This brief article caught my eye immediately, then caused me to drop my jaw. Apparently, research attempts to predict the likelihood of divorce based on the gender of a couple’s children.
In other words, researchers had previously concluded that when it comes to marriage, men are more likely to stick around if they have sons.
Color me confused, perplexed, nonplussed.
Fortunately, Psych Central is reporting research that challenges those earlier conclusions.
Gender Factors in Everything?
Consider this: “Does the Gender of Children Predict Divorce?”
Dr. Rick Nauert writes:
Researchers have known that in the U.S. couples with daughters are somewhat more likely to divorce than couples with sons… studies have argued that fathers prefer boys and are more likely to stay in marriages that produce sons.
Ouch! Seriously? Did I miss the memo? Has this really been pop culture wisdom and I’ve been utterly unaware?
I never even considered that gender of our children might play a role in divorce statistics. (Of course, I’m divorced and I have sons. Then again, we’re talking theoretical shades of likelihood.)
Have Daughters… Will Divorce?
Dr. Nauert goes on:
… new research from Duke University suggests something quite different may be at play.
Well, glad to hear that!

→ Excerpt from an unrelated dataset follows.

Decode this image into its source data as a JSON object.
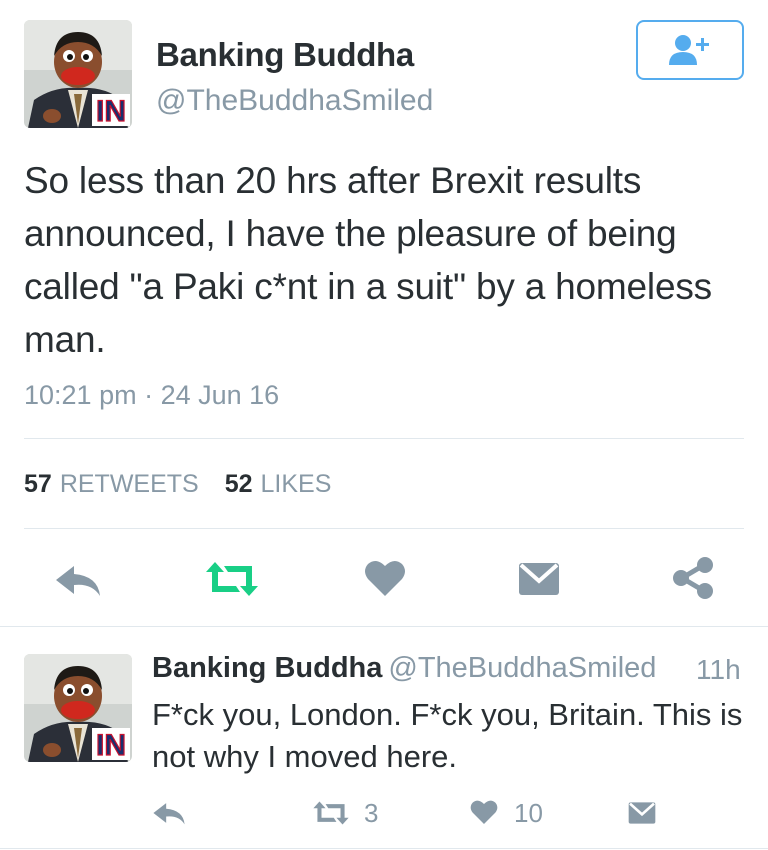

In fact, Psych Central reports that the new research underscores the hardiness of girls and women as compared to boys and men, as the new study points to the possibility that females may survive in utero (during stressful pregnancies) with a higher frequency than males. Noting that it is “relationship conflict” that is a predictor of divorce,
… more robust female embryos may be better able to withstand stresses to pregnancy, the new paper argues, including stresses caused by relationship conflict.
Therefore, it follows that more girls are born into couples with marital discord that are, for other reasons, more likely to divorce.
Adolescent Kids? Stressful
While I may have been shocked at the prevailing “wisdom” that girls are somehow more stressful on their parents’ marriages, this brief article sparked two thoughts.
First, adolescent girls and boys certainly do put different types of strain on their parents. I’m not trawling for data at the moment to support this opinion, but in my experience, I’ve observed the differing dynamics between teenage girls and their mothers (versus their fathers), and likewise teenage boys and their mothers (versus their fathers).
I might add that my sons were considerably easier on me than their female friends were on their mothers. That said, I repeat: The nature of the individual personalities, relationships and circumstances all play a vital role in that dynamic. This was my individual experience – and only that.
Kids Add Stress to Marriage
The second observation?
I was annoyed at what I perceive as (yet another) sexist bias in so-called social research – that daughters would increase the likelihood of marital strife – yet I’m pleased to see some indication, even implied, that children add to marital stress.
We don’t talk about this enough.
Sure, we discuss the fact that we have less time (for the relationship), we may have more financial strain (kids are expensive), and if we’re dealing with major issues to do with the health of a child, mental or physical, we may be willing to fess up to the additional pressures and worries all round.
But what about children, generally speaking? Can’t we admit there are more concerns than the logistical and financial issues? Our priorities may be conflicting, our emotions may often hover on overload, and disagreements as to handling of behavior, schooling, friendships, discipline – all of these can put a strain on the parents’ relationship.
Kids are hard on marriage. Why can’t we say so?
We love our kids, we want our kids, but can we admit that some of the time we’re fighting about them? Isn’t this really an issue of values and consensus between the parents?
All the more reason that resolving conflict and communicating well are essential to the health of our relationships.
Divorce these days?
It’s not the stuff of 1960s rom-coms like “Divorce, American-Style.” State divorce laws have changed enormously, wives-mothers now work routinely, and our children’s lives are far more complex as are ours. Likewise, our parenting approach has evolved. It is more hands-on (if possible), far more scrutinized (by institutions as well as strangers), and yes, potentially, a source of friction between parents.
Mothers (especially) seem to constantly compare themselves to some ideal, and feel they come up short.
Personally, I’d be far more interested in research that looks at the number of children in the marriage and household income.
Three children are far more stressful than one; everything is more stressful when the money isn’t rolling in and you have a family to provide for.